== REQUIRED WORK ==
The expected answer is every line of the material, reproduced exactly.

== THE DATA ==
:::

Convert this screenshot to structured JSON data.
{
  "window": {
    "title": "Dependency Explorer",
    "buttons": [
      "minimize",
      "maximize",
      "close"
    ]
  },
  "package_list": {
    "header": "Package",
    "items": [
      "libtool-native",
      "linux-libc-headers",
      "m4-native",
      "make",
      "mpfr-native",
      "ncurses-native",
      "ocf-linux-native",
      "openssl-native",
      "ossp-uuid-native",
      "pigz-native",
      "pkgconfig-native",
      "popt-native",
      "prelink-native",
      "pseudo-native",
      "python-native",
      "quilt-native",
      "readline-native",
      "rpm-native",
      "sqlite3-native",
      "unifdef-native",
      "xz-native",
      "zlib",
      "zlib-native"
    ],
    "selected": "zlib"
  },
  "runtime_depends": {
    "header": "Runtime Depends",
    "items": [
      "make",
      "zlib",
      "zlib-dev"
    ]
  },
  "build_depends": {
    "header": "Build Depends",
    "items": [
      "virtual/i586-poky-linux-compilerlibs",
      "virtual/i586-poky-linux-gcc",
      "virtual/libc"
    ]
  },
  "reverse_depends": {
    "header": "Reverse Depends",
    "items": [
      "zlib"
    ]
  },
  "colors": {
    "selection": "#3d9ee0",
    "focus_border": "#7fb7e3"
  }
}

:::

== RESULT FOR THIS EXERCISE ==
Convert this screenshot to structured JSON data.
{
  "window": {
    "title": "Dependency Explorer",
    "buttons": [
      "minimize",
      "maximize",
      "close"
    ]
  },
  "package_list": {
    "header": "Package",
    "items": [
      "libtool-native",
      "linux-libc-headers",
      "m4-native",
      "make",
      "mpfr-native",
      "ncurses-native",
      "ocf-linux-native",
      "openssl-native",
      "ossp-uuid-native",
      "pigz-native",
      "pkgconfig-native",
      "popt-native",
      "prelink-native",
      "pseudo-native",
      "python-native",
      "quilt-native",
      "readline-native",
      "rpm-native",
      "sqlite3-native",
      "unifdef-native",
      "xz-native",
      "zlib",
      "zlib-native"
    ],
    "selected": "zlib"
  },
  "runtime_depends": {
    "header": "Runtime Depends",
    "items": [
      "make",
      "zlib",
      "zlib-dev"
    ]
  },
  "build_depends": {
    "header": "Build Depends",
    "items": [
      "virtual/i586-poky-linux-compilerlibs",
      "virtual/i586-poky-linux-gcc",
      "virtual/libc"
    ]
  },
  "reverse_depends": {
    "header": "Reverse Depends",
    "items": [
      "zlib"
    ]
  },
  "colors": {
    "selection": "#3d9ee0",
    "focus_border": "#7fb7e3"
  }
}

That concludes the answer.